You may be surprised to learn that the service economy is around 80% of the economy in "developed" lands (already 79% in UK). And it is an economic segment that is increasing everywhere.

I explore why we shift towards service dominant economies and the impact of that shift.

Not least if that you need to think of innovation differently for the service world than you do at present

Reading time <10 mins

Can we define what a service is in a more formal way? And then use that to better understand what innovation means?

Yes we can. Service(s) can be defined as lists of:

  • External Characteristics - what the end user experiences, including parts of the business model
  • Technical Characteristics - the processes, tools, and products used to deliver the service; including the client interface
  • Provider competences - the competences the individuals in provider bring to the table
  • Customer competences - the competences the customer brings to the service
It is the particular interaction between a combination of competences and technical characteristics that deliver the external characteristics.

Service innovation is then the act of adjusting these competences and characteristics to generate new/additional value

Reading time <10 mins

How do we understand service innovations?

In this article we find that we innovate in services in three broad categories: emerge, enhance and extend.

  • Emege - brand new innovations, including servicisation of products
  • Enhance - improvements and incremental innovation
  • Extend - moving our service sideways, or downwards; as well as aligning with other services to increase our success

To help us understand this, we use Gallouj & Weinstein's model.
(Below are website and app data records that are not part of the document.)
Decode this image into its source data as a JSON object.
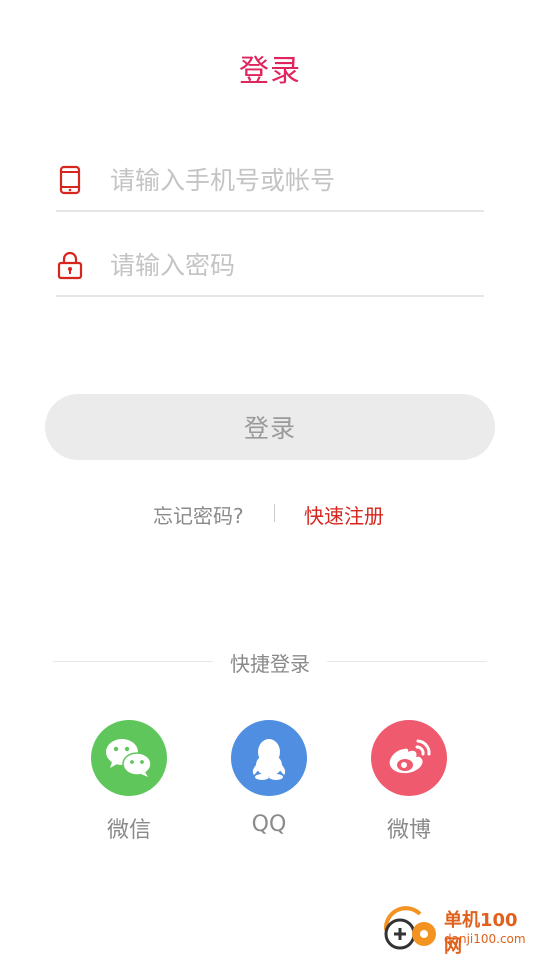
{
  "header": {
    "title": "登录"
  },
  "form": {
    "account_placeholder": "请输入手机号或帐号",
    "password_placeholder": "请输入密码",
    "login_button": "登录"
  },
  "links": {
    "forgot_password": "忘记密码?",
    "register": "快速注册"
  },
  "quick_login": {
    "title": "快捷登录",
    "items": [
      {
        "label": "微信",
        "icon": "wechat-icon",
        "color": "#5fc65c"
      },
      {
        "label": "QQ",
        "icon": "qq-icon",
        "color": "#4f8ee0"
      },
      {
        "label": "微博",
        "icon": "weibo-icon",
        "color": "#f05a6e"
      }
    ]
  },
  "watermark": {
    "title": "单机100网",
    "url": "danji100.com"
  },
  "colors": {
    "accent": "#e0245e",
    "link_red": "#d6261e",
    "button_bg": "#ebebeb"
  }
}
This breaks services into two sets of characteristics - external and technical - and two sets of competences - provider and end user. Innovation is then a case of changing those characteristics and/or competences that creates new value

Reading time <14 mins

It's time to revisit and update den Hertog's 2000 service innovation model. Reflecting both how the world looks now, 20 years later, as well as folding in modern theories such as servie-dominant logic, job to be done, blue ocean, as well as addressing innovation resistance

I propose the following updates

  • Uplifting technology dimension and technological capabilties
  • Adding a Data dimension and data exploitation capabilties
  • Adding an Ecosystem dimension and partnering capabilties
  • Exploring where job to be done, hindrance maps, and blue ocean strategy help
  • Exploring where addressing innovation resistance best sits
Reading time <9 mins